In Northern parts of India, instead of coconut, besan or chickpea flour is used to make Kadhi. This yogurt based curry can be thin or thick, depending on the area it’s from. Gujarati Kadhi is more watery than the Punjabi Kadhi. Just like its Southern counterpart, this gravy can be prepared with or without vegetables. Seasonal greens are sometimes added and what we have here is Methi (fenugreek leaves) Kadhi. Here I have served it with mixed vegetable khichdi.

Read on for the recipe.

Serves : 6-8

Ingredients:

  • 1/2 cup chickpea flour/besan
  • 2 cups yogurt
  • 1″ ginger piece
  • 3 green chilies
  • 2 cups Methi leaves, washed and cleaned
  • 5-6 cups water
  • 1 teaspoon chili powder
  • Salt as needed

For tadka:

  • 1 tablespoon ghee
  • a pinch of Asafetida
  • 1 teaspoon jeera
  • 1 teaspoon mustard seeds
  • 2 dried red chilies

Method:

  1. Using a mortar and pestle, crush the ginger and green chilies together. Else chop it finely.
  2. In a medium bowl, add the besan and yogurt. Using a whisk, mix well until it’s lump free.
  3. Heat ghee in a big heavy bottom pan. Add all the items under tadka.
  4. Once the mustard seeds splutter, add the crushed ginger and green chilies. Sauté until its fragrant. Add the methi leaves. Sauté for a couple of minutes until it’s wilted a bit.
  5. Add the besan yogurt slurry. Mix well and add 5 cups of water. Add chili powder and keep mixing often to avoid any flour lump from forming. Add salt as needed ( Kadhi needs a fair amount of salt).
  6. Reduce heat to low and let it cook for about half an hour. The more it cooks, the tastier it gets. You might have to add more water (and salt too) if it gets too thick. Keep stirring in between.
  7. At the end of half an hour, taste test and take of the heat. Serve with plain rice or chapati.

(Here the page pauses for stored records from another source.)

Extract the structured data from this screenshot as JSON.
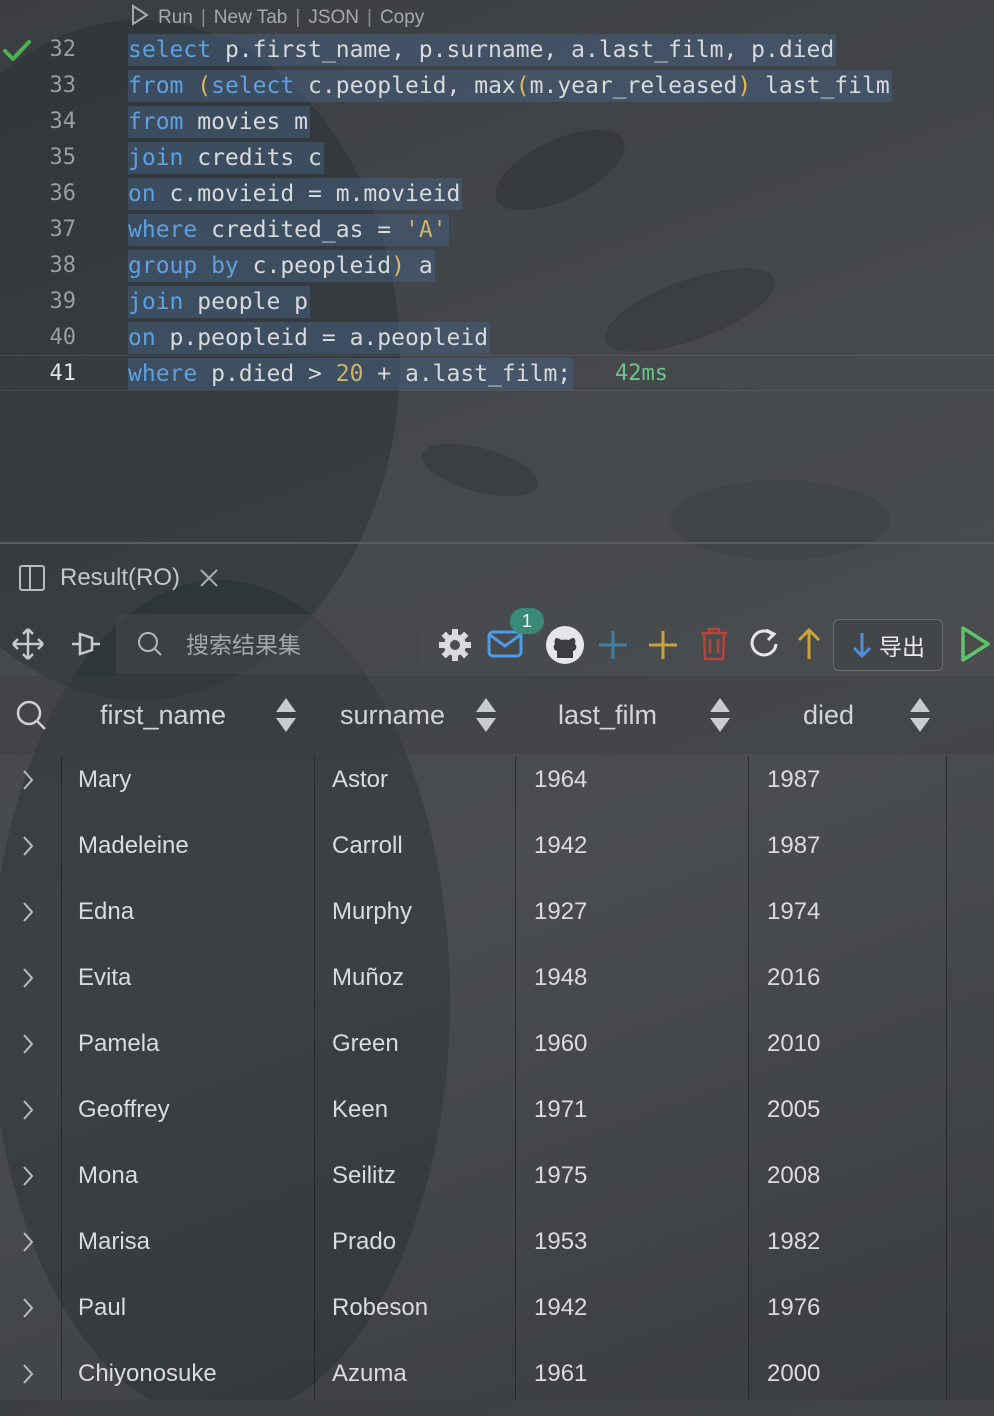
{
  "editor": {
    "codelens": {
      "run": "Run",
      "new_tab": "New Tab",
      "json": "JSON",
      "copy": "Copy",
      "separator": "|"
    },
    "lines": [
      {
        "number": "32",
        "tokens": [
          [
            "kw",
            "select"
          ],
          [
            "id",
            " p.first_name, p.surname, a.last_film, p.died"
          ]
        ]
      },
      {
        "number": "33",
        "tokens": [
          [
            "kw",
            "from"
          ],
          [
            "id",
            " "
          ],
          [
            "paren",
            "("
          ],
          [
            "kw",
            "select"
          ],
          [
            "id",
            " c.peopleid, max"
          ],
          [
            "paren",
            "("
          ],
          [
            "id",
            "m.year_released"
          ],
          [
            "paren",
            ")"
          ],
          [
            "id",
            " last_film"
          ]
        ]
      },
      {
        "number": "34",
        "tokens": [
          [
            "kw",
            "from"
          ],
          [
            "id",
            " movies m"
          ]
        ]
      },
      {
        "number": "35",
        "tokens": [
          [
            "kw",
            "join"
          ],
          [
            "id",
            " credits c"
          ]
        ]
      },
      {
        "number": "36",
        "tokens": [
          [
            "kw",
            "on"
          ],
          [
            "id",
            " c.movieid = m.movieid"
          ]
        ]
      },
      {
        "number": "37",
        "tokens": [
          [
            "kw",
            "where"
          ],
          [
            "id",
            " credited_as = "
          ],
          [
            "str",
            "'A'"
          ]
        ]
      },
      {
        "number": "38",
        "tokens": [
          [
            "kw",
            "group by"
          ],
          [
            "id",
            " c.peopleid"
          ],
          [
            "paren",
            ")"
          ],
          [
            "id",
            " a"
          ]
        ]
      },
      {
        "number": "39",
        "tokens": [
          [
            "kw",
            "join"
          ],
          [
            "id",
            " people p"
          ]
        ]
      },
      {
        "number": "40",
        "tokens": [
          [
            "kw",
            "on"
          ],
          [
            "id",
            " p.peopleid = a.peopleid"
          ]
        ]
      },
      {
        "number": "41",
        "tokens": [
          [
            "kw",
            "where"
          ],
          [
            "id",
            " p.died > "
          ],
          [
            "num",
            "20"
          ],
          [
            "id",
            " + a.last_film;"
          ]
        ]
      }
    ],
    "timing": "42ms"
  },
  "result_tab": {
    "label": "Result(RO)"
  },
  "toolbar": {
    "search_placeholder": "搜索结果集",
    "notification_count": "1",
    "export_label": "导出"
  },
  "table": {
    "columns": [
      "first_name",
      "surname",
      "last_film",
      "died"
    ],
    "rows": [
      [
        "Mary",
        "Astor",
        "1964",
        "1987"
      ],
      [
        "Madeleine",
        "Carroll",
        "1942",
        "1987"
      ],
      [
        "Edna",
        "Murphy",
        "1927",
        "1974"
      ],
      [
        "Evita",
        "Muñoz",
        "1948",
        "2016"
      ],
      [
        "Pamela",
        "Green",
        "1960",
        "2010"
      ],
      [
        "Geoffrey",
        "Keen",
        "1971",
        "2005"
      ],
      [
        "Mona",
        "Seilitz",
        "1975",
        "2008"
      ],
      [
        "Marisa",
        "Prado",
        "1953",
        "1982"
      ],
      [
        "Paul",
        "Robeson",
        "1942",
        "1976"
      ],
      [
        "Chiyonosuke",
        "Azuma",
        "1961",
        "2000"
      ]
    ]
  },
  "colors": {
    "keyword": "#5ea0e0",
    "string": "#c9b46a",
    "timing": "#6ec48a",
    "check": "#4caf50",
    "badge": "#3a8a78",
    "run": "#5ec46a",
    "add": "#c9a33a",
    "delete": "#b5443a",
    "up": "#c9a33a",
    "down": "#4f8fe0",
    "new_row": "#3f7fa0"
  }
}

Check out the Blogging Marathon page for the recipe from other Blogging Marathoners.

Sweet Potato chapati

1sweet_potato_roti

BM# 97: Week 2, Day 3
Theme : Vegan recipes

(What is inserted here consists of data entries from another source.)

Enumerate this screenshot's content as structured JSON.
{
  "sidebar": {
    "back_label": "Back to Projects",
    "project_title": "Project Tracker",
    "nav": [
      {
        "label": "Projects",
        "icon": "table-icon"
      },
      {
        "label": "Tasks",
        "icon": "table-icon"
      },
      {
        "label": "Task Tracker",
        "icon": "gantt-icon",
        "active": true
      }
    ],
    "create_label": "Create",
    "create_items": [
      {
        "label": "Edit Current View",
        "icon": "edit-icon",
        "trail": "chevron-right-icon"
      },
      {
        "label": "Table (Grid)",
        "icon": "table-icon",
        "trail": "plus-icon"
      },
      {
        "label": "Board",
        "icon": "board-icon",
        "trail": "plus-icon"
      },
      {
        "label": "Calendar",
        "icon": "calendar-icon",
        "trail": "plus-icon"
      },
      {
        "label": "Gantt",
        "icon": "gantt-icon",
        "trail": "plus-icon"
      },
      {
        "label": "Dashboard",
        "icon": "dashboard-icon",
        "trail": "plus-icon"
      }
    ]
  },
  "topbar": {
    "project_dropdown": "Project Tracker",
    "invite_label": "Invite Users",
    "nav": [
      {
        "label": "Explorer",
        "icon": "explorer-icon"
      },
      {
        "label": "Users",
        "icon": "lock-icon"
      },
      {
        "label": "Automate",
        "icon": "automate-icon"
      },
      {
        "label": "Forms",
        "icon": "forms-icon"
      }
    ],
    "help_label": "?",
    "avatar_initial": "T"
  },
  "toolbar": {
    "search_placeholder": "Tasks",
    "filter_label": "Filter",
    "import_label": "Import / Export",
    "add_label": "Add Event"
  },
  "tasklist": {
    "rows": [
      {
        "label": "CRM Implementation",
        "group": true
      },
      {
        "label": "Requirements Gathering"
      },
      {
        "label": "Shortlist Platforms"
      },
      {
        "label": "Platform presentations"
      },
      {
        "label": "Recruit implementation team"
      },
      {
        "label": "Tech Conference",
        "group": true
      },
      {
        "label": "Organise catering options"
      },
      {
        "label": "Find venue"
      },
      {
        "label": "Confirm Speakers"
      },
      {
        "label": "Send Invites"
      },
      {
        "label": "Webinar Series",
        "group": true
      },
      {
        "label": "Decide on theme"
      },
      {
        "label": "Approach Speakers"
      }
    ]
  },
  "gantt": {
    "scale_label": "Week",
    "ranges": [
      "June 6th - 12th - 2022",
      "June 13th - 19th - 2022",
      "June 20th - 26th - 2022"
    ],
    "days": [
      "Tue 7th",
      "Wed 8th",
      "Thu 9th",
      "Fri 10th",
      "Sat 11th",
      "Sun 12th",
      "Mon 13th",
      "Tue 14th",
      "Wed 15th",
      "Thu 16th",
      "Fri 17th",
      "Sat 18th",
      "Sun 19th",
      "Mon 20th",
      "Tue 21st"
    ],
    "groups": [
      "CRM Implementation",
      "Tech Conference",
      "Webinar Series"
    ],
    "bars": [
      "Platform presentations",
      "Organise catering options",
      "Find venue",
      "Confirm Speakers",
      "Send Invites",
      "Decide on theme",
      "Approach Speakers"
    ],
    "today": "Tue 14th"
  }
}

I have been making a whole lot of Vegan recipes for this theme but unfortunately I don’t seem to be able to take pictures. The weather is now bad and before I know it, it’s dark outside and there is no light to take pictures. If I take pictures indoors, the colors don’t come out right. So that’s something I have given up doing a long time back.

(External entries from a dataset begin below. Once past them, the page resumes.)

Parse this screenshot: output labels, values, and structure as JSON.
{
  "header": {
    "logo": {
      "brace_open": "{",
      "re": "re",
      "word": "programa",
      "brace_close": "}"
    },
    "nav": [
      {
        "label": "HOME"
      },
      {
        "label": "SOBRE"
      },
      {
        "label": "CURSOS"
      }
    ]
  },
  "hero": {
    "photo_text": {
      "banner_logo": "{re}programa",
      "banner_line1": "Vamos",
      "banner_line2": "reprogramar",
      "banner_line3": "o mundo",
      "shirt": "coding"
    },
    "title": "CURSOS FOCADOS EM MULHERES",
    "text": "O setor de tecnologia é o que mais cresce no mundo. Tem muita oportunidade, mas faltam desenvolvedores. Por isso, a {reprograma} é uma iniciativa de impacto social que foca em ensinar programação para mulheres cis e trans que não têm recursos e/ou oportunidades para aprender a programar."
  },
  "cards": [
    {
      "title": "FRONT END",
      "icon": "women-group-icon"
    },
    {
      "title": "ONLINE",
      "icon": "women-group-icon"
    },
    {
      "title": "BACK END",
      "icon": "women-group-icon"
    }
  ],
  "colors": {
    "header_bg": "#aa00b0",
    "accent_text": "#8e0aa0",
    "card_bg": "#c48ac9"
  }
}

Initially i was planning to post the recipe of a vegan cake I had made sometime back. Unfortunately the frosting had butter in it. Coming to think of it, its easy to make a vegan cake, but vegan frosting can be much harder.

Anyway I decided on this sweet potato chapatis for today. It’s been in my drafts folder for a while. My cousin has made this for us when we were in our Velacheri house. I still remember how soft and delicious it was. Mine didn’t turn out to be as good as hers but still it was pretty good. I forgot her recipe so this recipe is from the internet. These chapatis turn out to be very soft. The spice level can be adjusted to your preference. I like it flavored only with chili powder, but you can try adding whatever spices you like.

Read on for the recipe.

2sweet_potato_roti

Recipe adapted from: Archana’s kitchen

Sweet potato roti:

  • 1 cup cooked and mashed sweet potato
  • 1 cup wheat flour
  • 1.5 teaspoon red chili powder, or per taste
  • Salt as needed

Method:

    Pressure cook sweet potatoes. Once completely cooked and cooled down, peel and mash them. For every cup of wheat flour, add one cup of mashed sweet potatoes.
    In a big mixing bowl, add the mashed sweet potatoes, flour, chili powder and salt. You can add a teaspoon each of cumin seeds and ajwain(carom seeds) too, if preferred. Mix everything and make a smooth and soft dough, sprinkling water as needed to bring the dough together. Don’t add too much water in one shot, add a little at a time, mix in and add more if needed.
    Once the dough comes together and is soft and not lumpy anymore, cover the bowl and leave it to rest for 10-15 minutes.
    Make chapatis. I suggest watching a video in YouTube if you are not familiar with the making chapatis.Serve with pickle or a curry of your choice.

Check out the Blogging Marathon page for the other Blogging Marathoners doing this BM#97